» **Work required**
Scan the entries for "text". Every line that holds it is to be copied.

» **Element data from apps and pages**

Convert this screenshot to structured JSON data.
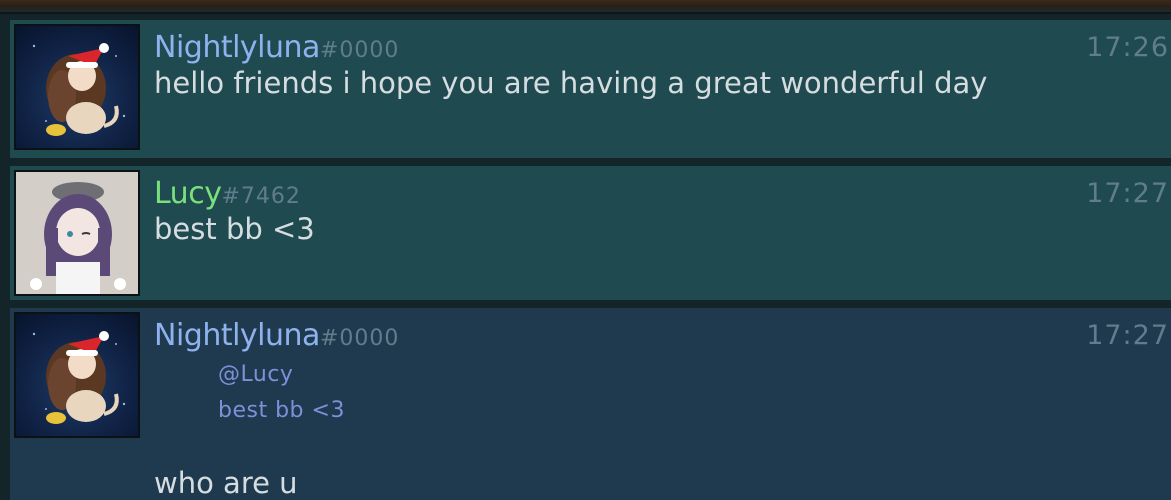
{
  "messages": [
    {
      "username": "Nightlyluna",
      "discriminator": "#0000",
      "time": "17:26",
      "text": "hello friends i hope you are having a great wonderful day",
      "avatar": "santa-hat-character-avatar"
    },
    {
      "username": "Lucy",
      "discriminator": "#7462",
      "time": "17:27",
      "text": "best bb <3",
      "avatar": "purple-hair-girl-avatar"
    },
    {
      "username": "Nightlyluna",
      "discriminator": "#0000",
      "time": "17:27",
      "quote": {
        "user": "@Lucy",
        "text": "best bb <3"
      },
      "text": "who are u",
      "avatar": "santa-hat-character-avatar"
    }
  ],
  "colors": {
    "luna_name": "#8fb2ee",
    "lucy_name": "#7be07b",
    "teal_row": "#1f4a50",
    "blue_row": "#1f3a4f",
    "quote": "#7f8fd8",
    "text": "#d6dde0"
  }
}
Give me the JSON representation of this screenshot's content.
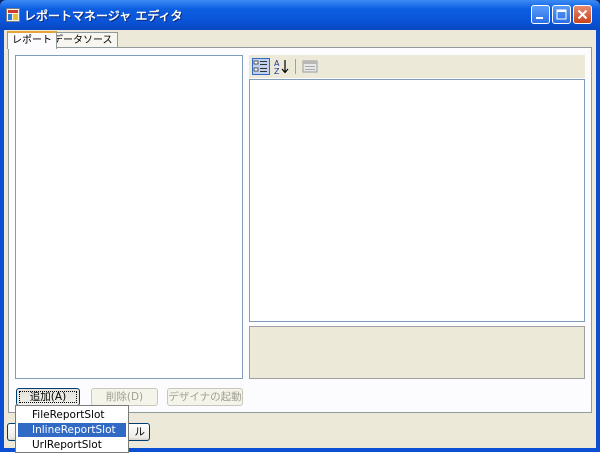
{
  "window": {
    "title": "レポートマネージャ エディタ",
    "controls": {
      "minimize": "minimize",
      "maximize": "maximize",
      "close": "close"
    }
  },
  "tabs": [
    {
      "label": "レポート",
      "active": true
    },
    {
      "label": "データソース",
      "active": false
    }
  ],
  "property_grid": {
    "toolbar": [
      {
        "icon": "categorized-view-icon",
        "active": true
      },
      {
        "icon": "alphabetical-sort-icon",
        "active": false
      },
      {
        "icon": "property-pages-icon",
        "active": false
      }
    ]
  },
  "buttons": {
    "add": "追加(A)",
    "delete": "削除(D)",
    "launch_designer": "デザイナの起動",
    "bottom_left": "",
    "bottom_cancel_fragment": "ル"
  },
  "dropdown_menu": {
    "items": [
      {
        "label": "FileReportSlot",
        "selected": false
      },
      {
        "label": "InlineReportSlot",
        "selected": true
      },
      {
        "label": "UrlReportSlot",
        "selected": false
      }
    ]
  },
  "colors": {
    "titlebar": "#0a54d8",
    "client": "#ece9d8",
    "selection": "#316ac5",
    "tab_highlight": "#e6a33b"
  }
}
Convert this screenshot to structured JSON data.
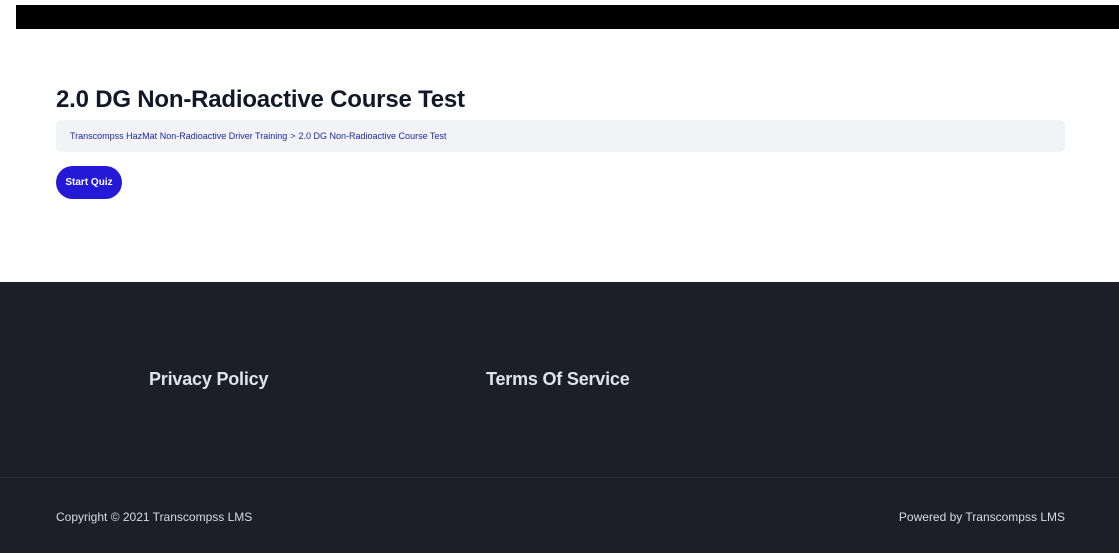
{
  "header": {
    "bar_color": "#000000"
  },
  "main": {
    "title": "2.0 DG Non-Radioactive Course Test",
    "breadcrumb": {
      "items": [
        "Transcompss HazMat Non-Radioactive Driver Training",
        "2.0 DG Non-Radioactive Course Test"
      ],
      "separator": ">"
    },
    "start_quiz_label": "Start Quiz"
  },
  "footer": {
    "links": [
      "Privacy Policy",
      "Terms Of Service"
    ],
    "copyright": "Copyright © 2021 Transcompss LMS",
    "powered_by": "Powered by Transcompss LMS"
  },
  "colors": {
    "accent": "#2319d6",
    "link": "#1f2a9e",
    "footer_bg": "#1c1f2a",
    "breadcrumb_bg": "#f1f3f6"
  }
}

» **Exercise output**
      "text": "hello friends i hope you are having a great wonderful day",
      "text": "best bb <3",
        "text": "best bb <3"
      "text": "who are u",
    "text": "#d6dde0"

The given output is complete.